(In fact this narrative is already taking hold)
Second, get dirty. The legitimate line of attack outlined above may be allied with the murky, under-the-radar stuff about Barack Hussein Obama/Muslim/Manchurian Candidate sent to destroy the United States of America...etc. I'm not suggesting that McCain's campaign will directly disseminate these rumours but they don't have to: surrogates, allies, and crazy people will do the job for them.
If those complementary lines of attack gain purchase and compound in the public's mind then they could create something quite poisonous for Obama.
Mr Nader has become a perennial of US elections. He ran in 2000 and 2004 as a third party candidate, and he's just announced he's running this year too. He claims there's a gap in the market for a candidate that wants to impeach Bush and supports a single-payer healthcare system (the NHS model).

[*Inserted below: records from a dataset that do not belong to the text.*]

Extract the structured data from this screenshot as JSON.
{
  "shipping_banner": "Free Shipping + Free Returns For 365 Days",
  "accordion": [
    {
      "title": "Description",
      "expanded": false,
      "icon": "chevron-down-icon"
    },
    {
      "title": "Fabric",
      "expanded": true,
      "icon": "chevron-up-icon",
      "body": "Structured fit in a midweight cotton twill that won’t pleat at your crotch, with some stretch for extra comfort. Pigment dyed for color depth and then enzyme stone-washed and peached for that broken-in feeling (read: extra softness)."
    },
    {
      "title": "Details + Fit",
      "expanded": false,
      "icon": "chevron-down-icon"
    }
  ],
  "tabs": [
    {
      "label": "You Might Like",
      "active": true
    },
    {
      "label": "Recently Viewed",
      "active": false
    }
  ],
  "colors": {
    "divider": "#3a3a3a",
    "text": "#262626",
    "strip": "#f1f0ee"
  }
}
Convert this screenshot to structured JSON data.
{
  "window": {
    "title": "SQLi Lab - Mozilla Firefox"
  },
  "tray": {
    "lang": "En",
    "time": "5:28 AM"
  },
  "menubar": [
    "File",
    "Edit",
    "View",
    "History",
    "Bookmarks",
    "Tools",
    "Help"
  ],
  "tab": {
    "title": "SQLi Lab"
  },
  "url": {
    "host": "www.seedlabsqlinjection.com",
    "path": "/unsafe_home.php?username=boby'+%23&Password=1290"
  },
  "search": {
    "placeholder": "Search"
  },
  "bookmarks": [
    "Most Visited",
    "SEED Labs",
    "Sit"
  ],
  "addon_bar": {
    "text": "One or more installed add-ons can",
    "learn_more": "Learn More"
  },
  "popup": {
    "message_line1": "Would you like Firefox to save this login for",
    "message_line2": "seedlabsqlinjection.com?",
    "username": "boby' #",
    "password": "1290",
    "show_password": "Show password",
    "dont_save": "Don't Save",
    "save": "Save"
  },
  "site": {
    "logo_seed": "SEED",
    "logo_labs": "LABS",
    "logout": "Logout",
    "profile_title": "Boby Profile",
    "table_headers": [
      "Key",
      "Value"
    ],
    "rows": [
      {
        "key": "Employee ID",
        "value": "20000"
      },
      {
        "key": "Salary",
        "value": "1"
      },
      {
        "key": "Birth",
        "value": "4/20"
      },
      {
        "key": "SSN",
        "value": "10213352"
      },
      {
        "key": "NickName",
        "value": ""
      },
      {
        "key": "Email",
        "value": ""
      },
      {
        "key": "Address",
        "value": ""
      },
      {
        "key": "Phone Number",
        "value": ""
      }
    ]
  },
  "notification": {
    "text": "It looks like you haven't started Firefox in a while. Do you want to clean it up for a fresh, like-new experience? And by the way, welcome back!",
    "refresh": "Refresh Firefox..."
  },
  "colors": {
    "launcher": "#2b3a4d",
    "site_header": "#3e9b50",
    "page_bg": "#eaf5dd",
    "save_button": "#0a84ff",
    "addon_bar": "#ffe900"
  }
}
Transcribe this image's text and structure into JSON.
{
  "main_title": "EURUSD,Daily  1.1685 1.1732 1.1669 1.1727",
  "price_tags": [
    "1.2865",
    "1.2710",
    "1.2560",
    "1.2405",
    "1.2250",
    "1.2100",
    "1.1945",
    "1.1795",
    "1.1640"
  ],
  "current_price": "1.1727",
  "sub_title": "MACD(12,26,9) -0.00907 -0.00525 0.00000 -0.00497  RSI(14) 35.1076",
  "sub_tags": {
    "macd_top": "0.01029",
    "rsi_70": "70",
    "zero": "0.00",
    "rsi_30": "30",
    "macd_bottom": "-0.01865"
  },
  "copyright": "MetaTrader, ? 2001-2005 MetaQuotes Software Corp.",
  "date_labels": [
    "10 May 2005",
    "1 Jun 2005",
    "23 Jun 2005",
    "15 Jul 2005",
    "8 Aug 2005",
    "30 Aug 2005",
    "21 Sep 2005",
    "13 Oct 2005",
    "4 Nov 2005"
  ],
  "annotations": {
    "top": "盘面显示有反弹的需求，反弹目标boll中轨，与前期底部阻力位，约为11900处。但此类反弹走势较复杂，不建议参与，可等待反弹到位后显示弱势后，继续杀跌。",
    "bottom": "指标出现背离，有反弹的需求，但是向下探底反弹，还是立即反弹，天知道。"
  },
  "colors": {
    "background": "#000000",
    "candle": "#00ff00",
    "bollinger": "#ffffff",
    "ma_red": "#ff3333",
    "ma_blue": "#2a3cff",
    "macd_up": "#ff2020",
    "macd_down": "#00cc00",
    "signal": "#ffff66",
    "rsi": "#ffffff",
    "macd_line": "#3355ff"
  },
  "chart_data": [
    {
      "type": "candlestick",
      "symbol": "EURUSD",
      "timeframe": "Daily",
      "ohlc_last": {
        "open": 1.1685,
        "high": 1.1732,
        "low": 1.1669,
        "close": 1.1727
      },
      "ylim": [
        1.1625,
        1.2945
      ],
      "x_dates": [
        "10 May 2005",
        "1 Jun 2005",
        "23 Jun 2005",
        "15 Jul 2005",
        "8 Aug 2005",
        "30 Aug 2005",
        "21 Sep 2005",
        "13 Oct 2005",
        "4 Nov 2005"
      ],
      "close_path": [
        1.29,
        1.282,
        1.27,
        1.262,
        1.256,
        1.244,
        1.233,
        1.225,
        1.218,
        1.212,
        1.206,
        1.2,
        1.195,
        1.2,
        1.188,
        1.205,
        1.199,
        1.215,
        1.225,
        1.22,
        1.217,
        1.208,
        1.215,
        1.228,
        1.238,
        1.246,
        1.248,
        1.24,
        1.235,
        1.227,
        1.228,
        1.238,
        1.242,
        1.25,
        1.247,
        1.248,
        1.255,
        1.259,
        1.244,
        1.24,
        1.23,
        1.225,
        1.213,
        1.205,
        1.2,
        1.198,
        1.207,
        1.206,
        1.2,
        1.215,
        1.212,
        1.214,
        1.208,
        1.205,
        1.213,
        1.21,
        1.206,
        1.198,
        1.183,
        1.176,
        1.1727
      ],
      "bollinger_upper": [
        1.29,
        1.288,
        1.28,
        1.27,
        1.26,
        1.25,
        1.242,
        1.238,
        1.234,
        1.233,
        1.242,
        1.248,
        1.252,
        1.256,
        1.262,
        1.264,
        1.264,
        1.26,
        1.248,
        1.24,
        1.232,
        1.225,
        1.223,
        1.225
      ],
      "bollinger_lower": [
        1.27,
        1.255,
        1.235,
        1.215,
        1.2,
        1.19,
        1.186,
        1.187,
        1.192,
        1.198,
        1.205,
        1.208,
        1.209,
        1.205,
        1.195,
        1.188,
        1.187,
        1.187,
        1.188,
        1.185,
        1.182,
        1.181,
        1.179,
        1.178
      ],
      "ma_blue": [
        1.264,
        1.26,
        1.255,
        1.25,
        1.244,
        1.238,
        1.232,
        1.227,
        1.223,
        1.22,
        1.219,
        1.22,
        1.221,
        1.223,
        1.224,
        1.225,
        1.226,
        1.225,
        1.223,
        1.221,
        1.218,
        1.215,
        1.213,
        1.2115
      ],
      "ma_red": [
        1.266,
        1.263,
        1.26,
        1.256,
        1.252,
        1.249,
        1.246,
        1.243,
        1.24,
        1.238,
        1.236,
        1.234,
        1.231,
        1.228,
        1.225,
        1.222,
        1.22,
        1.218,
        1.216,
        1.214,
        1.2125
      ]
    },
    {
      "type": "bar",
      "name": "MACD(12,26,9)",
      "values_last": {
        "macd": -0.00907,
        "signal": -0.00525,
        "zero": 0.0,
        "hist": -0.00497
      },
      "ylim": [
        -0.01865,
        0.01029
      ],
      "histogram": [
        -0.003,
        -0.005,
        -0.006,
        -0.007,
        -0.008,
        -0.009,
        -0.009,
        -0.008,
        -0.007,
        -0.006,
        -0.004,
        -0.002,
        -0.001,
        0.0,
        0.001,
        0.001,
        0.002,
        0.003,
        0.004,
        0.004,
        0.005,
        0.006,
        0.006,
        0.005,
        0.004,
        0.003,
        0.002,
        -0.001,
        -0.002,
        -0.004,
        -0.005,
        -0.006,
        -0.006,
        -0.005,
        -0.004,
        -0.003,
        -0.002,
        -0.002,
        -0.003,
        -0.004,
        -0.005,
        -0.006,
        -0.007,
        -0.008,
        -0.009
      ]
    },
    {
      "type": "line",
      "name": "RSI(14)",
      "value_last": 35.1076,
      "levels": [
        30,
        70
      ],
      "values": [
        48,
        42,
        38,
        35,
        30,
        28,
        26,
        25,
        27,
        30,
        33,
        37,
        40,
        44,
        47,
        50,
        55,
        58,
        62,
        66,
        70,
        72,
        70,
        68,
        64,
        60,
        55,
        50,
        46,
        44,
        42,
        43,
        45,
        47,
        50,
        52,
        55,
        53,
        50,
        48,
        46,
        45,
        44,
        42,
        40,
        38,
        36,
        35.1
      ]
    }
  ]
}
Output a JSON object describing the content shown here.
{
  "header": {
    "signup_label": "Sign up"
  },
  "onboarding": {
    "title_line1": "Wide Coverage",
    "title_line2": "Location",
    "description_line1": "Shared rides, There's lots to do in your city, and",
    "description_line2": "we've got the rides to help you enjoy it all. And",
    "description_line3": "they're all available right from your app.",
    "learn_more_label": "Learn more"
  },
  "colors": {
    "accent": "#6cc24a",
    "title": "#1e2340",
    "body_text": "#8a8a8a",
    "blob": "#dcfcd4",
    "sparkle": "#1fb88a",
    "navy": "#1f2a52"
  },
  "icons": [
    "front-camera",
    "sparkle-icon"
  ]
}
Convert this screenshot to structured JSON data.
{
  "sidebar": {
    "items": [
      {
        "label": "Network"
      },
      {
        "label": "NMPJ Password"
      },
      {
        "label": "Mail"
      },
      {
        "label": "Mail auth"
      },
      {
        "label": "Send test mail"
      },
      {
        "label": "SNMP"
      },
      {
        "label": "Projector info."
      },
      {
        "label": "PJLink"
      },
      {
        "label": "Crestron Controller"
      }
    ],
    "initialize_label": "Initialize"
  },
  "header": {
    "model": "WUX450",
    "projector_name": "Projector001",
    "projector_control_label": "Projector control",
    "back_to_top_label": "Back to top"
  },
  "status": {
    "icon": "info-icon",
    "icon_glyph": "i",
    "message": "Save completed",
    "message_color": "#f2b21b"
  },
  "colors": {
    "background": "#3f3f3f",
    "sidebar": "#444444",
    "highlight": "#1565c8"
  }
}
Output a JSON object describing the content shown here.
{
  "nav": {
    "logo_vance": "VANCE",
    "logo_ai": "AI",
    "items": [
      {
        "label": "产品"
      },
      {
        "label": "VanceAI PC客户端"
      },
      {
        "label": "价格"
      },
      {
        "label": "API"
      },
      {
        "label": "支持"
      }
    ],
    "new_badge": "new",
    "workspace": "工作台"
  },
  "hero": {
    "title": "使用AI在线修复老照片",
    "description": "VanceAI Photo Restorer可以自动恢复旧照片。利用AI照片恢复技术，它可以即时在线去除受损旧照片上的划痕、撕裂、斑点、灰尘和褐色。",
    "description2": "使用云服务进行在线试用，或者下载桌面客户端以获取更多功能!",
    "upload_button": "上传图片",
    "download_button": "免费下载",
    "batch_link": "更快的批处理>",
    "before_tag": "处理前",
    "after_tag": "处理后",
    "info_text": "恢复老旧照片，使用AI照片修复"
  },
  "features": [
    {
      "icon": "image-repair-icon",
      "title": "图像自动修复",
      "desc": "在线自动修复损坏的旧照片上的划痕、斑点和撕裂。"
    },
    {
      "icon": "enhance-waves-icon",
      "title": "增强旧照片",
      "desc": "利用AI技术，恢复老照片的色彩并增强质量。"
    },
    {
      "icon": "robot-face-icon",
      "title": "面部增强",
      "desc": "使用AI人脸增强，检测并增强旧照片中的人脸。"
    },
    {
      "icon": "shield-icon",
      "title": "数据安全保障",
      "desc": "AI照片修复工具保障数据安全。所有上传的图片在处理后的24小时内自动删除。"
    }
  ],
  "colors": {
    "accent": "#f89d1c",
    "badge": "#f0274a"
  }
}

Leaving aside the question of how the next president might impeach the one before, this is an announcement that will rile many Democrats. They hold Nader responsible for Bush's victory in 2000, because he took votes in Florida that would otherwise have gone to Gore. Perhaps there is a neat campaign slogan for Nader in there somewhere:
Ralph Nader: he gave you George Bush, and he can take him away.
I'd assumed all of Kenya would be willing their famous American son to win. Mama Sarah - Obama's step-grandmother - certainly is, as is all of Obama's extended family, some of whom may not actually be, you know, related to him. But Kenya, like America, has divided affections:
You might think that all Kenyans would be vigorously supporting Mr. Obama. But Kenya has been fractured along ethnic lines in the last two months, so now Mr. Obama draws frenzied support from the Luo ethnic group of his ancestors, while many members of the rival Kikuyu group fervently support Hillary Rodham Clinton.
There are few better ways to rally the conservative base than to get into a fight with the New York Times.
It was the the Times that picked it. They ran a story claiming that McCain had to be warned off his friendship with Vicki Iseman, a corporate lobbyist, by advisers who were worried it was about to damage his 2000 campaign for the Presidency. The heavy implication is that the two were having an affair. But it's the 'implication' bit which is the problem. By not having the nerve to make its allegation plain, the paper has exposed itself to criticism from all sides. The McCain camp has expressed outrage at a baseless 'smear'. Internal voices at the Times are furious at the editorial board's blunting of the story's point. Readers are revolting. The rest of the media are besides themselves with scorn and derision at the Old Gray Lady's pusillanimity.